It is no secret that Overland Storage (Nasdaq: OVRL) endured a period of declining sales and management shake-ups in 2007 and 2008. A new CEO, VP of worldwide sales and VP of marketing in the past year indicate the company is trying to right itself from a leadership perspective. These changes provide insight as to where Overland Storage intends to go as it starts its makeover. Yet this transition will be far from easy as traditional technologies like tape libraries and drives are now taking secondary roles in organizational backup processes. Because of this, Overland Storage needs to make more than just leadership changes but move disk-based storage and deduplication products to the forefront of its product strategy.
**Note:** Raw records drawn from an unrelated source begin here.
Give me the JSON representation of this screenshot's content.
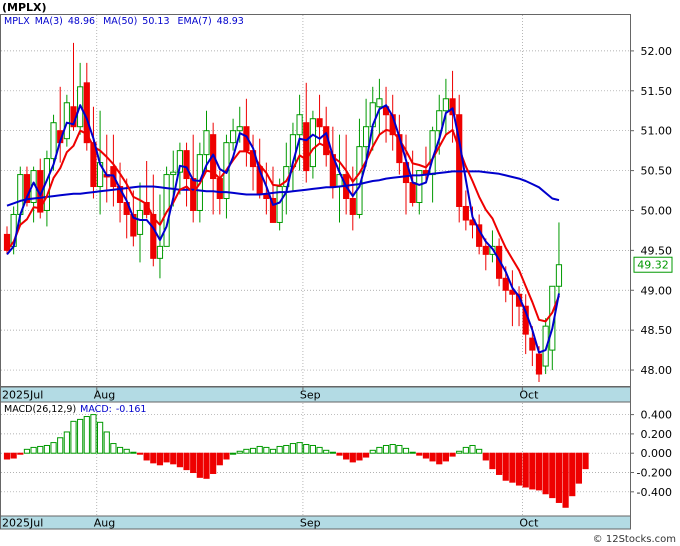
{
  "header": {
    "ticker": "(MPLX)",
    "price_legend": [
      {
        "label": "MPLX",
        "value": "",
        "color": "#0000cc"
      },
      {
        "label": "MA(3)",
        "value": "48.96",
        "color": "#0000cc"
      },
      {
        "label": "MA(50)",
        "value": "50.13",
        "color": "#0000cc"
      },
      {
        "label": "EMA(7)",
        "value": "48.93",
        "color": "#0000cc"
      }
    ],
    "macd_legend": [
      {
        "label": "MACD(26,12,9)",
        "value": "",
        "color": "#000000"
      },
      {
        "label": "MACD:",
        "value": "-0.161",
        "color": "#0000cc"
      }
    ],
    "last_price_tag": "49.32",
    "credit": "© 12Stocks.com"
  },
  "colors": {
    "up": "#009900",
    "down": "#ee0000",
    "ma_short": "#0000cc",
    "ma_long": "#0000cc",
    "ema": "#ee0000",
    "axis_band": "#b3dbe4",
    "grid": "#999999"
  },
  "chart_data": [
    {
      "type": "candlestick",
      "title": "(MPLX)",
      "ylim": [
        47.8,
        52.45
      ],
      "yticks": [
        "48.00",
        "48.50",
        "49.00",
        "49.50",
        "50.00",
        "50.50",
        "51.00",
        "51.50",
        "52.00"
      ],
      "x_tick_labels": [
        {
          "label": "2025Jul",
          "index": 0
        },
        {
          "label": "Aug",
          "index": 14
        },
        {
          "label": "Sep",
          "index": 45
        },
        {
          "label": "Oct",
          "index": 78
        }
      ],
      "grid": true,
      "ohlc": [
        [
          49.7,
          49.8,
          49.45,
          49.5
        ],
        [
          49.55,
          50.05,
          49.45,
          49.95
        ],
        [
          49.95,
          50.55,
          49.8,
          50.45
        ],
        [
          50.45,
          50.55,
          50.05,
          50.1
        ],
        [
          50.1,
          50.55,
          49.85,
          50.5
        ],
        [
          50.5,
          50.65,
          49.9,
          49.98
        ],
        [
          50.0,
          50.75,
          49.8,
          50.65
        ],
        [
          50.65,
          51.2,
          50.5,
          51.1
        ],
        [
          51.0,
          51.55,
          50.6,
          50.85
        ],
        [
          50.9,
          51.45,
          50.8,
          51.35
        ],
        [
          51.3,
          52.1,
          51.0,
          51.05
        ],
        [
          51.05,
          51.85,
          50.95,
          51.55
        ],
        [
          51.6,
          51.85,
          50.75,
          50.85
        ],
        [
          50.85,
          51.3,
          50.15,
          50.3
        ],
        [
          50.3,
          51.25,
          49.95,
          50.6
        ],
        [
          50.45,
          50.95,
          50.1,
          50.42
        ],
        [
          50.55,
          50.95,
          50.05,
          50.3
        ],
        [
          50.3,
          50.6,
          49.85,
          50.1
        ],
        [
          50.1,
          50.4,
          49.65,
          49.95
        ],
        [
          49.95,
          50.25,
          49.55,
          49.68
        ],
        [
          49.7,
          50.35,
          49.35,
          50.0
        ],
        [
          50.1,
          50.62,
          49.9,
          49.95
        ],
        [
          49.95,
          50.45,
          49.3,
          49.4
        ],
        [
          49.4,
          50.2,
          49.15,
          49.55
        ],
        [
          49.55,
          50.55,
          49.55,
          50.45
        ],
        [
          50.45,
          50.75,
          50.05,
          50.48
        ],
        [
          50.48,
          50.85,
          50.2,
          50.75
        ],
        [
          50.75,
          50.85,
          50.05,
          50.4
        ],
        [
          50.4,
          50.95,
          49.85,
          50.0
        ],
        [
          50.0,
          50.85,
          49.85,
          50.7
        ],
        [
          50.7,
          51.25,
          50.5,
          51.0
        ],
        [
          50.95,
          51.1,
          49.95,
          50.4
        ],
        [
          50.4,
          50.5,
          49.95,
          50.15
        ],
        [
          50.15,
          50.95,
          49.9,
          50.85
        ],
        [
          50.85,
          51.15,
          50.75,
          51.0
        ],
        [
          51.0,
          51.3,
          50.85,
          51.05
        ],
        [
          51.05,
          51.4,
          50.55,
          50.75
        ],
        [
          50.75,
          50.95,
          50.25,
          50.55
        ],
        [
          50.55,
          50.9,
          50.15,
          50.2
        ],
        [
          50.2,
          50.6,
          49.95,
          50.15
        ],
        [
          50.15,
          50.55,
          49.85,
          49.85
        ],
        [
          49.85,
          50.4,
          49.75,
          50.3
        ],
        [
          50.3,
          50.85,
          49.95,
          50.55
        ],
        [
          50.55,
          51.1,
          50.25,
          50.95
        ],
        [
          50.95,
          51.45,
          50.5,
          51.2
        ],
        [
          51.1,
          51.6,
          50.35,
          50.5
        ],
        [
          50.55,
          51.25,
          50.4,
          51.15
        ],
        [
          51.15,
          51.45,
          50.85,
          51.05
        ],
        [
          51.05,
          51.3,
          50.55,
          50.7
        ],
        [
          50.7,
          51.05,
          50.15,
          50.3
        ],
        [
          50.3,
          50.95,
          49.85,
          50.45
        ],
        [
          50.45,
          50.95,
          49.95,
          50.15
        ],
        [
          50.15,
          50.55,
          49.75,
          49.95
        ],
        [
          49.95,
          51.15,
          49.9,
          50.8
        ],
        [
          50.8,
          51.4,
          50.55,
          51.05
        ],
        [
          51.05,
          51.55,
          50.75,
          51.35
        ],
        [
          51.3,
          51.65,
          50.95,
          51.4
        ],
        [
          51.3,
          51.55,
          50.85,
          51.2
        ],
        [
          51.2,
          51.45,
          50.75,
          50.95
        ],
        [
          50.95,
          51.2,
          50.45,
          50.6
        ],
        [
          50.6,
          50.95,
          49.95,
          50.35
        ],
        [
          50.35,
          50.75,
          50.05,
          50.1
        ],
        [
          50.1,
          50.45,
          49.95,
          50.5
        ],
        [
          50.5,
          50.8,
          50.35,
          50.45
        ],
        [
          50.45,
          51.05,
          50.1,
          51.0
        ],
        [
          51.0,
          51.45,
          50.7,
          51.25
        ],
        [
          51.25,
          51.65,
          50.95,
          51.4
        ],
        [
          51.4,
          51.75,
          50.85,
          51.2
        ],
        [
          51.2,
          51.45,
          49.85,
          50.05
        ],
        [
          50.05,
          50.25,
          49.75,
          49.88
        ],
        [
          49.88,
          50.05,
          49.65,
          49.82
        ],
        [
          49.82,
          49.95,
          49.45,
          49.55
        ],
        [
          49.55,
          49.65,
          49.25,
          49.45
        ],
        [
          49.45,
          49.75,
          49.35,
          49.55
        ],
        [
          49.55,
          49.65,
          49.05,
          49.15
        ],
        [
          49.15,
          49.3,
          48.85,
          49.0
        ],
        [
          49.0,
          49.25,
          48.55,
          48.95
        ],
        [
          48.95,
          49.05,
          48.55,
          48.8
        ],
        [
          48.8,
          48.95,
          48.2,
          48.45
        ],
        [
          48.4,
          48.55,
          48.05,
          48.25
        ],
        [
          48.2,
          48.3,
          47.85,
          47.95
        ],
        [
          48.05,
          48.65,
          47.95,
          48.55
        ],
        [
          48.25,
          49.05,
          48.0,
          49.05
        ],
        [
          49.05,
          49.85,
          48.95,
          49.32
        ]
      ],
      "series": [
        {
          "name": "MA(3)",
          "color": "#0000cc",
          "values": [
            49.45,
            49.55,
            49.95,
            50.17,
            50.35,
            50.19,
            50.38,
            50.58,
            50.87,
            51.1,
            51.08,
            51.32,
            51.15,
            50.9,
            50.58,
            50.44,
            50.44,
            50.27,
            50.12,
            49.91,
            49.88,
            49.88,
            49.78,
            49.63,
            49.8,
            50.16,
            50.56,
            50.54,
            50.38,
            50.37,
            50.57,
            50.7,
            50.52,
            50.47,
            50.67,
            50.97,
            50.93,
            50.78,
            50.5,
            50.3,
            50.07,
            50.1,
            50.23,
            50.6,
            50.9,
            50.88,
            50.95,
            50.9,
            50.97,
            50.68,
            50.48,
            50.3,
            50.18,
            50.3,
            50.6,
            51.07,
            51.27,
            51.32,
            51.18,
            50.92,
            50.63,
            50.35,
            50.32,
            50.35,
            50.65,
            50.9,
            51.22,
            51.28,
            50.88,
            50.38,
            49.92,
            49.75,
            49.61,
            49.52,
            49.38,
            49.23,
            49.03,
            48.92,
            48.73,
            48.5,
            48.22,
            48.25,
            48.52,
            48.96
          ]
        },
        {
          "name": "MA(50)",
          "color": "#0000cc",
          "values": [
            50.06,
            50.09,
            50.12,
            50.14,
            50.15,
            50.16,
            50.17,
            50.18,
            50.19,
            50.2,
            50.21,
            50.21,
            50.22,
            50.23,
            50.24,
            50.25,
            50.26,
            50.27,
            50.28,
            50.29,
            50.3,
            50.3,
            50.3,
            50.29,
            50.28,
            50.27,
            50.26,
            50.26,
            50.26,
            50.25,
            50.24,
            50.24,
            50.23,
            50.23,
            50.22,
            50.21,
            50.2,
            50.2,
            50.2,
            50.21,
            50.22,
            50.23,
            50.23,
            50.24,
            50.25,
            50.26,
            50.27,
            50.28,
            50.29,
            50.29,
            50.3,
            50.31,
            50.32,
            50.33,
            50.35,
            50.37,
            50.38,
            50.4,
            50.41,
            50.42,
            50.43,
            50.44,
            50.44,
            50.45,
            50.46,
            50.47,
            50.48,
            50.49,
            50.49,
            50.49,
            50.49,
            50.49,
            50.48,
            50.47,
            50.46,
            50.44,
            50.42,
            50.4,
            50.37,
            50.33,
            50.29,
            50.22,
            50.15,
            50.13
          ]
        },
        {
          "name": "EMA(7)",
          "color": "#ee0000",
          "values": [
            49.5,
            49.61,
            49.82,
            49.89,
            50.04,
            50.03,
            50.18,
            50.41,
            50.53,
            50.73,
            50.81,
            51.0,
            50.96,
            50.8,
            50.75,
            50.67,
            50.58,
            50.46,
            50.33,
            50.17,
            50.13,
            50.08,
            49.91,
            49.82,
            49.98,
            50.1,
            50.26,
            50.3,
            50.22,
            50.34,
            50.5,
            50.48,
            50.4,
            50.51,
            50.63,
            50.74,
            50.74,
            50.69,
            50.57,
            50.47,
            50.32,
            50.31,
            50.37,
            50.52,
            50.69,
            50.64,
            50.77,
            50.84,
            50.8,
            50.67,
            50.61,
            50.5,
            50.36,
            50.47,
            50.62,
            50.8,
            50.95,
            51.01,
            50.99,
            50.89,
            50.75,
            50.59,
            50.57,
            50.54,
            50.65,
            50.8,
            50.95,
            51.01,
            50.77,
            50.55,
            50.37,
            50.17,
            50.01,
            49.9,
            49.71,
            49.53,
            49.39,
            49.25,
            49.05,
            48.85,
            48.63,
            48.61,
            48.72,
            48.93
          ]
        }
      ]
    },
    {
      "type": "bar",
      "title": "MACD(26,12,9)",
      "ylim": [
        -0.64,
        0.52
      ],
      "yticks": [
        "0.400",
        "0.200",
        "0.000",
        "-0.200",
        "-0.400"
      ],
      "x_tick_labels": [
        {
          "label": "2025Jul",
          "index": 0
        },
        {
          "label": "Aug",
          "index": 14
        },
        {
          "label": "Sep",
          "index": 45
        },
        {
          "label": "Oct",
          "index": 78
        }
      ],
      "values": [
        -0.06,
        -0.05,
        -0.01,
        0.04,
        0.06,
        0.07,
        0.08,
        0.11,
        0.16,
        0.22,
        0.33,
        0.35,
        0.38,
        0.4,
        0.32,
        0.22,
        0.1,
        0.06,
        0.04,
        0.01,
        -0.01,
        -0.07,
        -0.1,
        -0.12,
        -0.09,
        -0.11,
        -0.14,
        -0.17,
        -0.2,
        -0.25,
        -0.26,
        -0.21,
        -0.12,
        -0.06,
        0.0,
        0.02,
        0.04,
        0.05,
        0.07,
        0.06,
        0.04,
        0.07,
        0.08,
        0.1,
        0.11,
        0.09,
        0.08,
        0.06,
        0.03,
        0.01,
        -0.02,
        -0.06,
        -0.09,
        -0.07,
        -0.04,
        0.03,
        0.06,
        0.08,
        0.09,
        0.08,
        0.05,
        0.01,
        -0.02,
        -0.05,
        -0.08,
        -0.11,
        -0.08,
        -0.03,
        0.02,
        0.06,
        0.08,
        0.04,
        -0.07,
        -0.16,
        -0.22,
        -0.28,
        -0.3,
        -0.33,
        -0.35,
        -0.37,
        -0.38,
        -0.42,
        -0.46,
        -0.51,
        -0.56,
        -0.44,
        -0.31,
        -0.16
      ],
      "series": [
        {
          "name": "MACD:",
          "values": []
        }
      ]
    }
  ]
}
Have you ever looked at a technology solution that left you wondering why a specific technology matters? I often look at a technology solution and take note of its many features but then may walk away thinking it was a slick presentation but wonder why I should care about it? So when I evaluate a technology solution, I first look to see if it solves a real problem. This can include making me more productive, addressing a key operational pain point or in some way reducing operational costs.
Configuring, allocating and then managing storage capacity on storage systems has been to date been a very tenuous proposition. To address this, thin provisioning has recently emerged as a way for storage systems to only reserve the storage capacity that is actually needed. By monitoring when data is written to a storage system, it eliminates the need to allocate extra, unneeded storage capacity for an application. In so doing, thin provisioning provides a more efficient and cost effective approach to storage capacity management. However to date thin provisioning has been the exclusive domain of a few NAS and SAN based storage systems.